- Gompper, M.E. (2014). The dog-human-wildlife interface: Assessing the scope of the problem. In: Gompper, M.E. (ed.). Free-Ranging Dogs and Wildlife Conservation. Oxford, UK: Oxford University Press. 9-54.
- World Health Organization (2013). WHO Expert Consultation on Rabies. Available at: http://apps.who.int/iris/bitstream/10665/85346/1/9789240690943_eng.pdf [accessed 19 Feb. 2018].
- Kellett, P.M. (2017). Pariahs among us? Transforming conflicted constructions of urban street dogs in India. In: Kellet, P.M. and Matyok, T.G. (eds.). Communication and Conflict Transformation through Local, Regional, and Global Engagement. Lanham, MD, USA: Lexington Books. 159-172.
- Home, C., Pal, R., Sharma, R.K., Suryawanshi, K.R. and Bhatnagar, Y.V. (2017). Commensal in conflict: Livestock depredation patterns by free-ranging domestic dogs in the Upper Spiti Landscape, Himachal Pradesh, India. Ambio. 46 (6). 655-666.
- Federation of Indian Animal Protection Organisations (2017). Rabies Free India – Kerala: Successful Pilot for the Holistic Programme to Minimize Human-Dog Conflict. Available at: http://fiapo.org/wp-content/uploads/2017/12/Rabies-Free-India-Report-final-2.pdf [accessed 15 Feb. 2018].
- American Friends of Tel Aviv University (2014). How rabies ‘hijacks’ neurons to attack brain. 6 (2014). Available at: https://www.sciencedaily.com/releases/2014/10/141006133424.htm [accessed 22 Feb. 2018].
- Home, C., Bhatnagar, Y.V. and Vanak, A.T. (2017). Canine conundrum: Domestic dogs as an invasive species and their impacts on wildlife in India. Animal Conservation. DOI:10.1111/acv.12389.
- Arluke, A. and Atema, K.N. (2017). Roaming dogs. In: Kalof, L. (ed.). The Oxford Handbook of Animal Studies. New York, USA: Oxford University Press. 113-134.
- IFAW (2015). World Rabies Day: Culling is not the answer. September 28, 2015. Available at: https://www.ifaw.org/united-states/news/world-rabies-day-culling-not-answer [accessed 22 Feb. 2018].
- World Bank (2016). Data for lower middle income, India. Available at: https://data.worldbank.org/?locations=XN-IN [accessed 22 Feb. 2018].
- Sharma, S., Agarwal, A., Khan, A.M. and Ingle, G.K. (2016). Prevalence of dog bites in rural and urban slums of Delhi: A community-based study. Annals of Medical and Health Sciences Research. 6 (2). 115-119.

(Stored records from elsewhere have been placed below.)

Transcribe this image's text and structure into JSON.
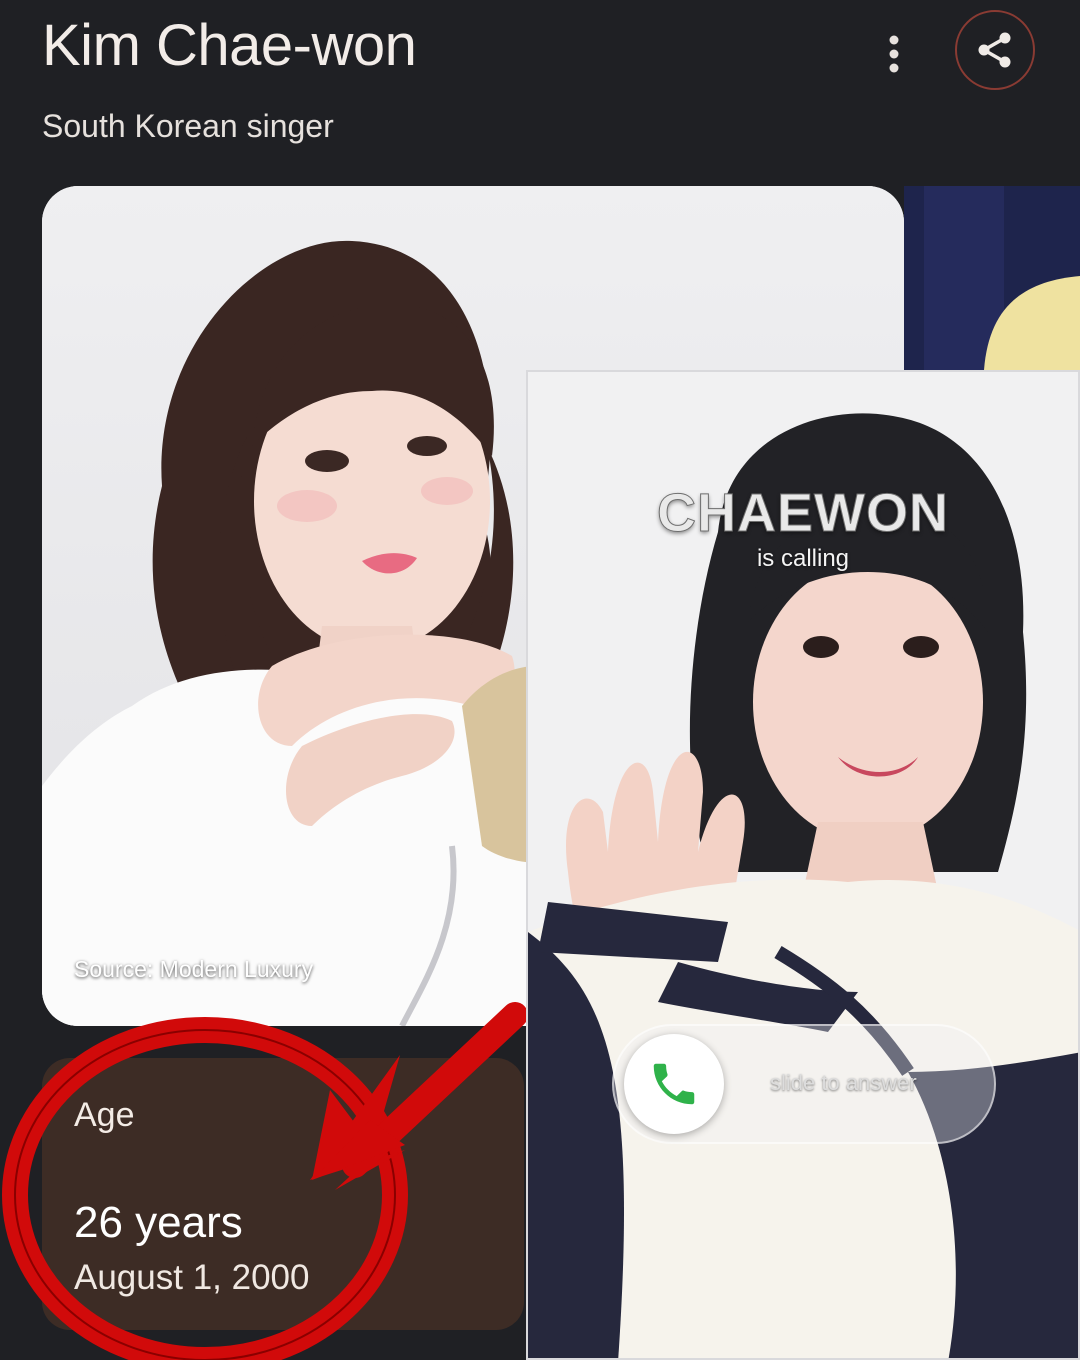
{
  "header": {
    "title": "Kim Chae-won",
    "subtitle": "South Korean singer"
  },
  "icons": {
    "more": "more-vert-icon",
    "share": "share-icon",
    "answer": "phone-icon"
  },
  "image_card": {
    "source_caption": "Source: Modern Luxury"
  },
  "age_card": {
    "label": "Age",
    "value": "26 years",
    "date": "August 1, 2000"
  },
  "call_overlay": {
    "caller": "CHAEWON",
    "status": "is calling",
    "slide_hint": "slide to answer"
  },
  "colors": {
    "background": "#1f2024",
    "age_card": "#3d2c25",
    "annotation_red": "#d10a0a",
    "answer_green": "#2fb24a"
  }
}
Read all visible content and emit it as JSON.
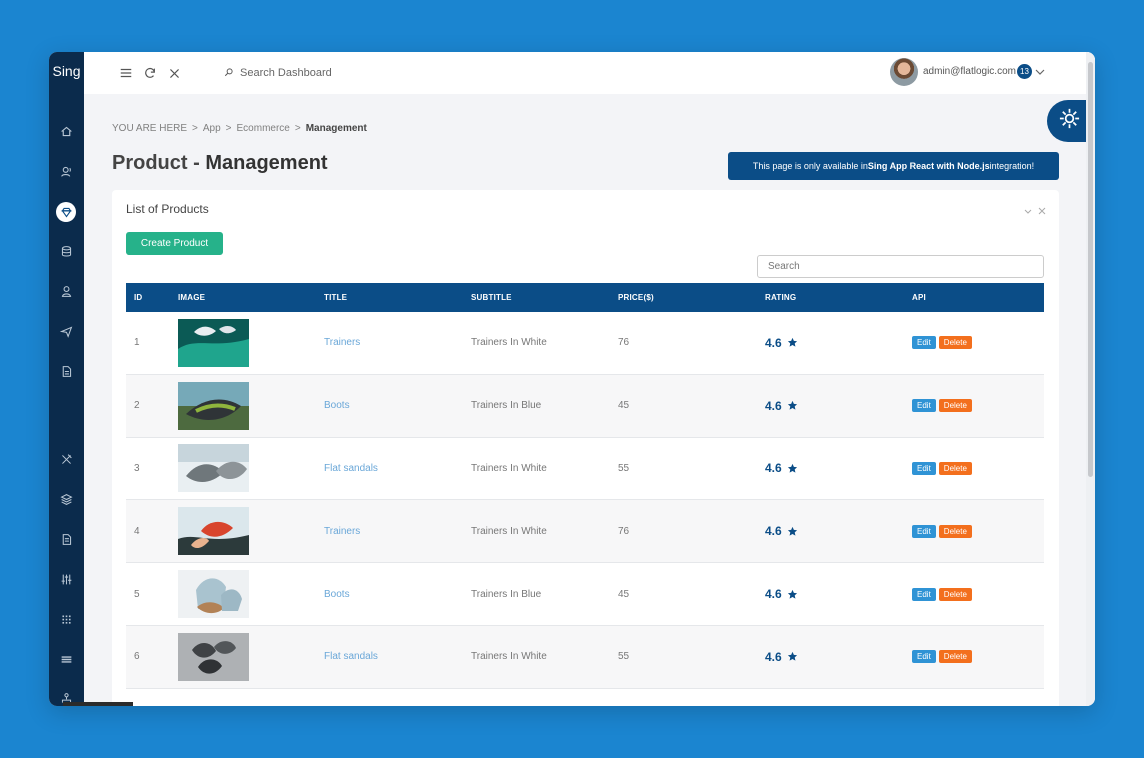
{
  "sidebar": {
    "brand": "Sing",
    "icons": [
      "home-icon",
      "user-voice-icon",
      "diamond-icon",
      "database-icon",
      "person-icon",
      "send-icon",
      "document-icon",
      "tools-icon",
      "layers-icon",
      "file-icon",
      "sliders-icon",
      "grid-icon",
      "stack-icon",
      "network-icon"
    ]
  },
  "topbar": {
    "search_placeholder": "Search Dashboard",
    "user_email": "admin@flatlogic.com",
    "notification_count": "13"
  },
  "breadcrumb": {
    "prefix": "YOU ARE HERE",
    "items": [
      "App",
      "Ecommerce",
      "Management"
    ]
  },
  "page_title": {
    "light": "Product - ",
    "bold": "Management"
  },
  "banner": {
    "prefix": "This page is only available in ",
    "bold": "Sing App React with Node.js",
    "suffix": " integration!"
  },
  "panel": {
    "title": "List of Products",
    "create_label": "Create Product",
    "search_placeholder": "Search"
  },
  "table": {
    "headers": [
      "ID",
      "IMAGE",
      "TITLE",
      "SUBTITLE",
      "PRICE($)",
      "RATING",
      "API"
    ],
    "rows": [
      {
        "id": "1",
        "image": "trainers-photo",
        "title": "Trainers",
        "subtitle": "Trainers In White",
        "price": "76",
        "rating": "4.6",
        "edit_label": "Edit",
        "delete_label": "Delete"
      },
      {
        "id": "2",
        "image": "boots-photo",
        "title": "Boots",
        "subtitle": "Trainers In Blue",
        "price": "45",
        "rating": "4.6",
        "edit_label": "Edit",
        "delete_label": "Delete"
      },
      {
        "id": "3",
        "image": "flat-sandals-photo",
        "title": "Flat sandals",
        "subtitle": "Trainers In White",
        "price": "55",
        "rating": "4.6",
        "edit_label": "Edit",
        "delete_label": "Delete"
      },
      {
        "id": "4",
        "image": "red-trainers-photo",
        "title": "Trainers",
        "subtitle": "Trainers In White",
        "price": "76",
        "rating": "4.6",
        "edit_label": "Edit",
        "delete_label": "Delete"
      },
      {
        "id": "5",
        "image": "tan-boots-photo",
        "title": "Boots",
        "subtitle": "Trainers In Blue",
        "price": "45",
        "rating": "4.6",
        "edit_label": "Edit",
        "delete_label": "Delete"
      },
      {
        "id": "6",
        "image": "grey-sandals-photo",
        "title": "Flat sandals",
        "subtitle": "Trainers In White",
        "price": "55",
        "rating": "4.6",
        "edit_label": "Edit",
        "delete_label": "Delete"
      }
    ]
  },
  "colors": {
    "background": "#1b85d0",
    "sidebar": "#0b2b4c",
    "primary": "#0b4d87",
    "success": "#26b28a",
    "edit": "#2f93d5",
    "delete": "#f36f1d"
  }
}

- Frederic Spycher (2014). Man feeding some stray dogs [digital image]. Distributed under a CC-BY 2.0 license. Retrieved from: https://www.flickr.com/photos/spycherf/12527535113 [accessed 22 Feb. 2018].

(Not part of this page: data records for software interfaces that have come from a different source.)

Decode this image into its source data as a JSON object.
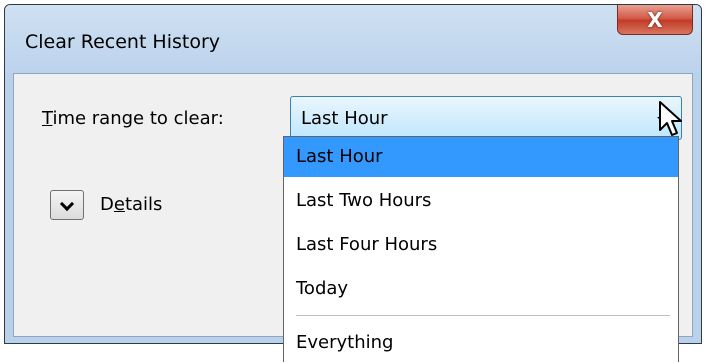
{
  "window": {
    "title": "Clear Recent History",
    "close_glyph": "X"
  },
  "time_range": {
    "label_mnemonic": "T",
    "label_rest": "ime range to clear:",
    "selected": "Last Hour",
    "options": [
      "Last Hour",
      "Last Two Hours",
      "Last Four Hours",
      "Today",
      "Everything"
    ]
  },
  "details": {
    "label_pre": "D",
    "label_mnemonic": "e",
    "label_rest": "tails"
  },
  "colors": {
    "selection": "#3399ff",
    "titlebar": "#bcd3ec",
    "close_button": "#c13a25"
  },
  "icons": [
    "close-icon",
    "dropdown-arrow-icon",
    "chevron-down-icon",
    "mouse-cursor-icon"
  ]
}
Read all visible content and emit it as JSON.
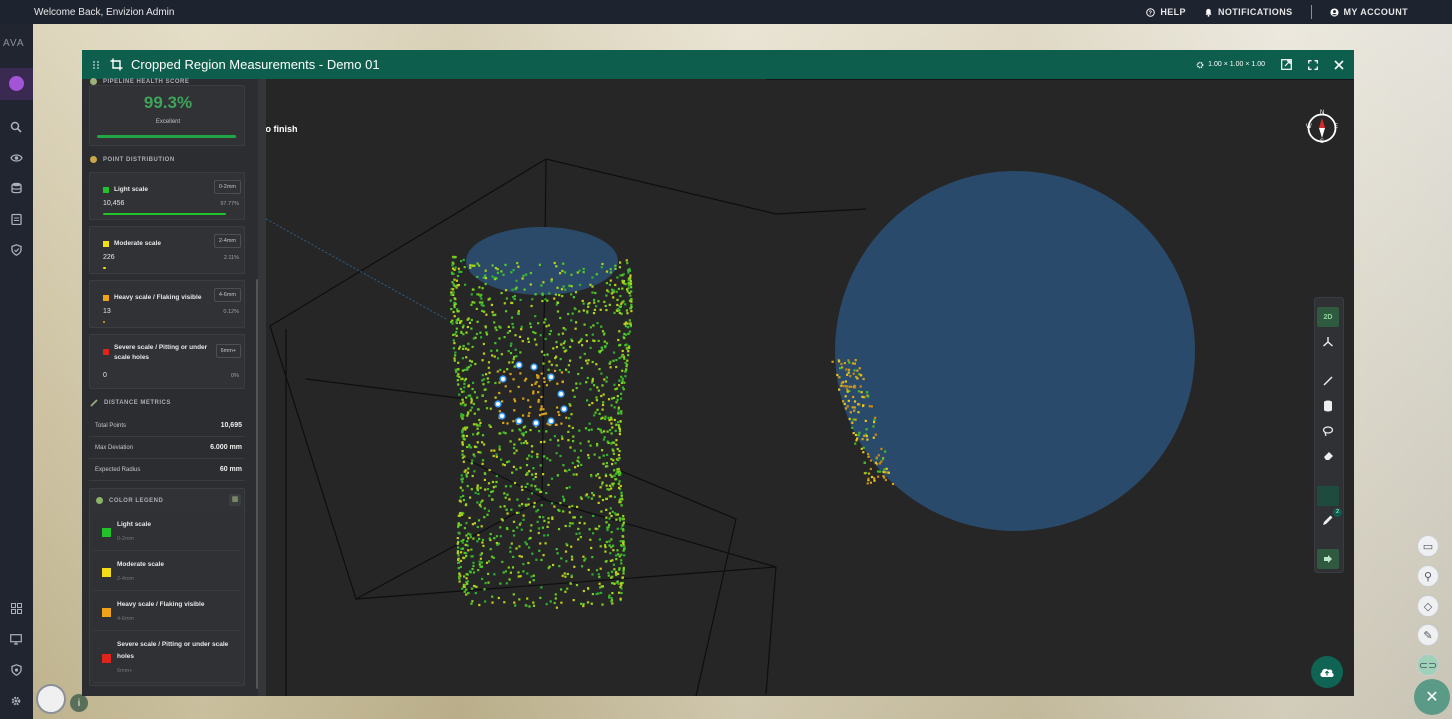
{
  "topbar": {
    "welcome": "Welcome Back, Envizion Admin",
    "help": "HELP",
    "notifications": "NOTIFICATIONS",
    "account": "MY ACCOUNT"
  },
  "rail": {
    "brand": "AVA"
  },
  "modal": {
    "title": "Cropped Region Measurements - Demo 01",
    "scale_chip": "1.00 × 1.00 × 1.00"
  },
  "panel": {
    "health": {
      "label": "PIPELINE HEALTH SCORE",
      "score": "99.3%",
      "rating": "Excellent",
      "fraction": 0.993
    },
    "point_distribution": {
      "label": "POINT DISTRIBUTION",
      "items": [
        {
          "name": "Light scale",
          "range": "0-2mm",
          "count": "10,456",
          "pct": "97.77%",
          "color": "#22c32a",
          "fraction": 0.9777
        },
        {
          "name": "Moderate scale",
          "range": "2-4mm",
          "count": "226",
          "pct": "2.11%",
          "color": "#f2dd16",
          "fraction": 0.0211
        },
        {
          "name": "Heavy scale / Flaking visible",
          "range": "4-6mm",
          "count": "13",
          "pct": "0.12%",
          "color": "#f0a21a",
          "fraction": 0.0012
        },
        {
          "name": "Severe scale / Pitting or under scale holes",
          "range": "6mm+",
          "count": "0",
          "pct": "0%",
          "color": "#e0241c",
          "fraction": 0
        }
      ]
    },
    "distance_metrics": {
      "label": "DISTANCE METRICS",
      "rows": [
        {
          "label": "Total Points",
          "value": "10,695"
        },
        {
          "label": "Max Deviation",
          "value": "6.000 mm"
        },
        {
          "label": "Expected Radius",
          "value": "60 mm"
        }
      ]
    },
    "color_legend": {
      "label": "COLOR LEGEND",
      "items": [
        {
          "name": "Light scale",
          "range": "0-2mm",
          "color": "#22c32a"
        },
        {
          "name": "Moderate scale",
          "range": "2-4mm",
          "color": "#f2dd16"
        },
        {
          "name": "Heavy scale / Flaking visible",
          "range": "4-6mm",
          "color": "#f0a21a"
        },
        {
          "name": "Severe scale / Pitting or under scale holes",
          "range": "6mm+",
          "color": "#e0241c"
        }
      ]
    }
  },
  "viewport": {
    "hint": "Double-click, press Enter, or right-click to finish",
    "compass": {
      "n": "N",
      "s": "S",
      "e": "E",
      "w": "W"
    },
    "toolbar": {
      "view_2d": "2D",
      "badge_count": "2"
    }
  },
  "colors": {
    "accent": "#0e5e4d",
    "sphere": "#2a4a6b",
    "nav_active": "#a255d9"
  }
}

- Achat1999 (2016). Female and adolescent Indogs rummaging through a garbage bin for food [digital image]. Distributed under a CC BY-SA 4.0 license. Retrieved from: https://commons.wikimedia.org/wiki/File:Female_and_adolescent_Indogs_rummaging_through_a_garbage_bin_for_food._02.jpg [accessed 22 Feb. 2018].